Regular evaluations allow policymakers to identify areas for improvement and make necessary adjustments to the laws. They also provide transparency to the public and stakeholders regarding the outcomes of regulatory efforts and help build trust in the healthcare system.

Looking Ahead: Evolving Healthcare Policy 

As healthcare policy evolves, addressing the complexities of emergency medical billing remains a top priority for legislators and healthcare advocates. Future legislative efforts may focus on expanding protections to additional healthcare services beyond emergency care, improving network adequacy standards to ensure broader access to in-network providers, and exploring innovative payment models prioritizing value-based care and patient outcomes.

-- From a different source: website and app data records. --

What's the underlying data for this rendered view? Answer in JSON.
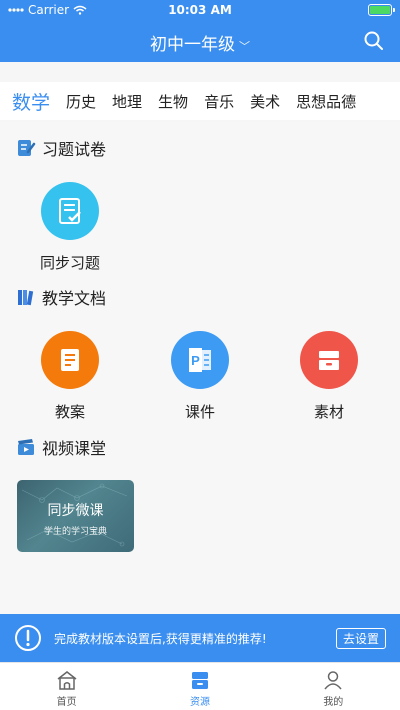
{
  "status_bar": {
    "carrier": "Carrier",
    "time": "10:03 AM"
  },
  "header": {
    "title": "初中一年级",
    "search_icon": "search-icon"
  },
  "tabs": [
    {
      "label": "数学",
      "active": true
    },
    {
      "label": "历史"
    },
    {
      "label": "地理"
    },
    {
      "label": "生物"
    },
    {
      "label": "音乐"
    },
    {
      "label": "美术"
    },
    {
      "label": "思想品德"
    }
  ],
  "sections": {
    "exercises": {
      "title": "习题试卷",
      "items": [
        {
          "label": "同步习题",
          "icon": "checklist-icon",
          "color": "#36c2ee"
        }
      ]
    },
    "documents": {
      "title": "教学文档",
      "items": [
        {
          "label": "教案",
          "icon": "lesson-plan-icon",
          "color": "#f47a0b"
        },
        {
          "label": "课件",
          "icon": "powerpoint-icon",
          "color": "#3d9bf4"
        },
        {
          "label": "素材",
          "icon": "archive-icon",
          "color": "#f0554a"
        }
      ]
    },
    "video": {
      "title": "视频课堂",
      "card": {
        "title": "同步微课",
        "subtitle": "学生的学习宝典"
      }
    }
  },
  "notice": {
    "text": "完成教材版本设置后,获得更精准的推荐!",
    "button": "去设置"
  },
  "bottom_nav": [
    {
      "label": "首页",
      "icon": "home-icon"
    },
    {
      "label": "资源",
      "icon": "resources-icon",
      "active": true
    },
    {
      "label": "我的",
      "icon": "user-icon"
    }
  ],
  "colors": {
    "primary": "#3a8ef0"
  }
}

Moreover, the ongoing advancement of telehealth and digital health technologies presents opportunities to rethink how emergency services are delivered and reimbursed. States may explore integrating telehealth into emergency response systems, expanding access to remote consultations, and establishing clear billing guidelines for virtual emergency care encounters.

Ultimately, these legislative efforts aim to create a healthcare system where emergency medical care is both accessible and affordable for all Americans. By fostering collaboration among stakeholders, promoting transparency in billing practices, and prioritizing patient-centered solutions, states can continue to make significant strides in protecting patients from surprise medical bills and ensuring fair reimbursement for healthcare providers.

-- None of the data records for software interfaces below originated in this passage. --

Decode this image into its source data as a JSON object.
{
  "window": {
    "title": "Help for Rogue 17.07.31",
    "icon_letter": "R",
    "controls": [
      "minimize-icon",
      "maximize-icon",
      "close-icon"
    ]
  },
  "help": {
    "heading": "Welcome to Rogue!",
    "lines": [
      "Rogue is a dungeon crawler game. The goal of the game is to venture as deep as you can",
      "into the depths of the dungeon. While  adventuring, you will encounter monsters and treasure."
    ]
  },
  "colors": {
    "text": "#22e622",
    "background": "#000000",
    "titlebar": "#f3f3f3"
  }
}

Challenges in Implementation and Addressing Healthcare Disparities

Challenges in Implementation: Implementing new emergency medical billing laws poses several challenges that require careful consideration. One significant challenge is ensuring uniformity across states while respecting each jurisdiction's unique healthcare landscapes and regulatory environments. States vary in their approaches to regulating healthcare, which can lead to inconsistencies in patient protections and provider obligations.

Furthermore, navigating the complexities of healthcare billing and insurance systems requires robust infrastructure and resources. State agencies responsible for overseeing compliance with the new laws must be able to handle disputes, and effectively enforce regulations.

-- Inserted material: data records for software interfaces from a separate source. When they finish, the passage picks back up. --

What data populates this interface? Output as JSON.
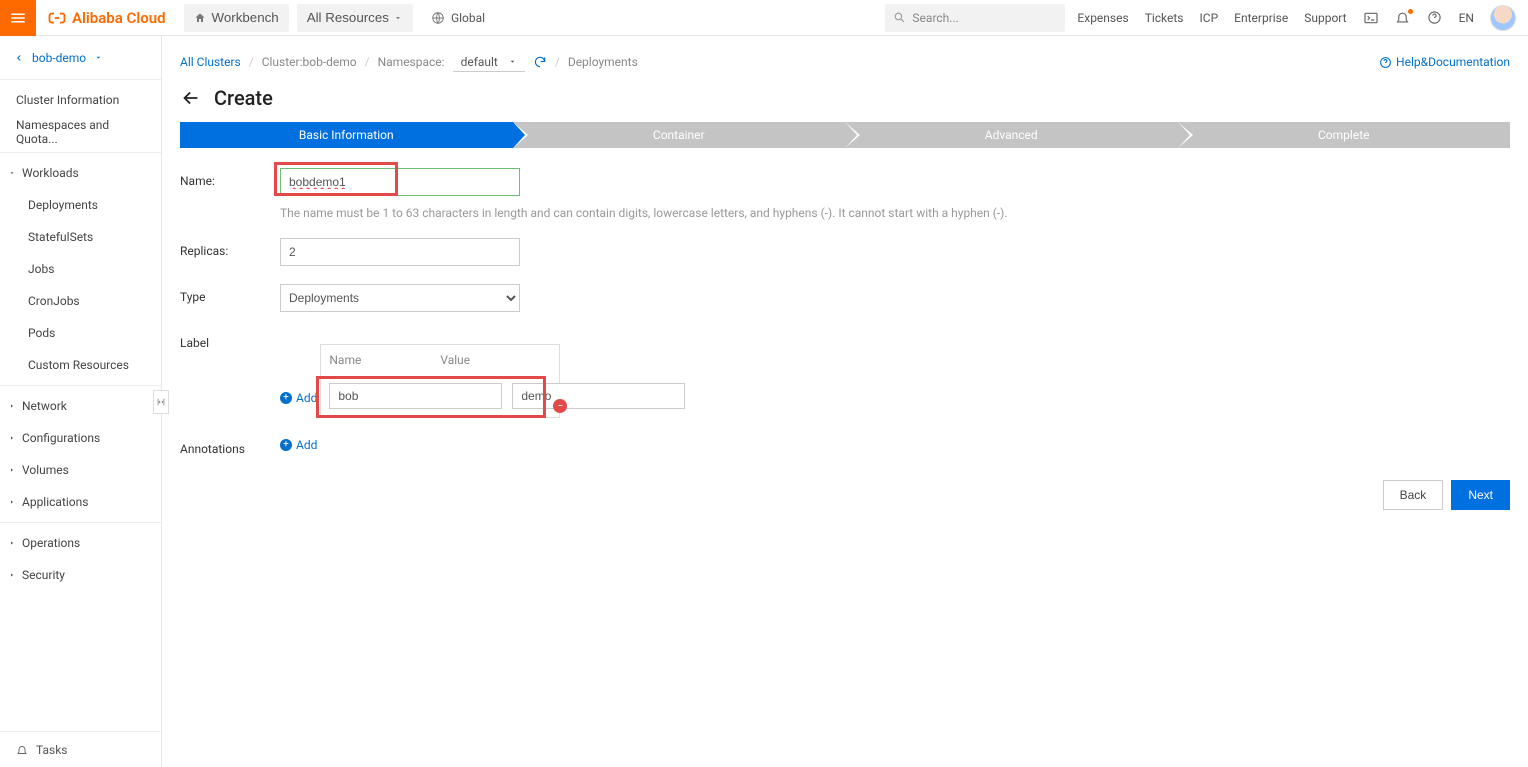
{
  "top": {
    "brand": "Alibaba Cloud",
    "workbench": "Workbench",
    "all_resources": "All Resources",
    "region": "Global",
    "search_placeholder": "Search...",
    "nav": [
      "Expenses",
      "Tickets",
      "ICP",
      "Enterprise",
      "Support"
    ],
    "lang": "EN"
  },
  "sidebar": {
    "project": "bob-demo",
    "items_top": [
      "Cluster Information",
      "Namespaces and Quota..."
    ],
    "workloads": {
      "label": "Workloads",
      "children": [
        "Deployments",
        "StatefulSets",
        "Jobs",
        "CronJobs",
        "Pods",
        "Custom Resources"
      ]
    },
    "groups_rest": [
      "Network",
      "Configurations",
      "Volumes",
      "Applications",
      "Operations",
      "Security"
    ],
    "tasks": "Tasks"
  },
  "breadcrumb": {
    "all_clusters": "All Clusters",
    "cluster": "Cluster:bob-demo",
    "namespace_label": "Namespace:",
    "namespace_value": "default",
    "deployments": "Deployments"
  },
  "helpdoc": "Help&Documentation",
  "page_title": "Create",
  "steps": [
    "Basic Information",
    "Container",
    "Advanced",
    "Complete"
  ],
  "form": {
    "name_label": "Name:",
    "name_value": "bobdemo1",
    "name_hint": "The name must be 1 to 63 characters in length and can contain digits, lowercase letters, and hyphens (-). It cannot start with a hyphen (-).",
    "replicas_label": "Replicas:",
    "replicas_value": "2",
    "type_label": "Type",
    "type_value": "Deployments",
    "label_label": "Label",
    "add": "Add",
    "label_cols": {
      "name": "Name",
      "value": "Value"
    },
    "label_row": {
      "name": "bob",
      "value": "demo"
    },
    "annotations_label": "Annotations"
  },
  "footer": {
    "back": "Back",
    "next": "Next"
  }
}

Addressing Healthcare Disparities: The impact of emergency medical billing laws on healthcare disparities is a critical consideration. Vulnerable populations, including low-income individuals, minorities, and those in rural areas, may face disproportionate barriers to accessing in-network emergency care. These disparities can be exacerbated if healthcare providers opt out of participating in insurance networks due to regulatory changes.

States can address these disparities by implementing targeted outreach and support programs that improve access to affordable emergency care for underserved communities. These programs may include incentivizing healthcare providers to join insurance networks, expanding Medicaid coverage, and funding community health centers that serve high-need populations.

The Role of Federal Legislation: While states have taken proactive steps to regulate emergency medical billing, federal legislation remains crucial in achieving comprehensive reform. Efforts at the federal level, such as the No Surprises Act enacted in 2021, provide a framework for protecting patients from surprise medical bills related to emergency and certain non-emergency services.

Federal legislation can complement state laws by establishing consistent guidelines across states, enhancing consumer protections, and facilitating interstate coordination in resolving billing disputes. Continued advocacy for federal measures that build upon existing state laws will be essential in achieving nationwide equity in healthcare access and affordability.


In conclusion, the new emergency medical billing laws 2024 represent a significant advancement in protecting patients from unexpected financial burdens associated with emergency care. These laws aim to promote transparency, fairness, and affordability in healthcare billing practices while ensuring that patients receive timely and essential medical treatment without fear of crippling medical bills.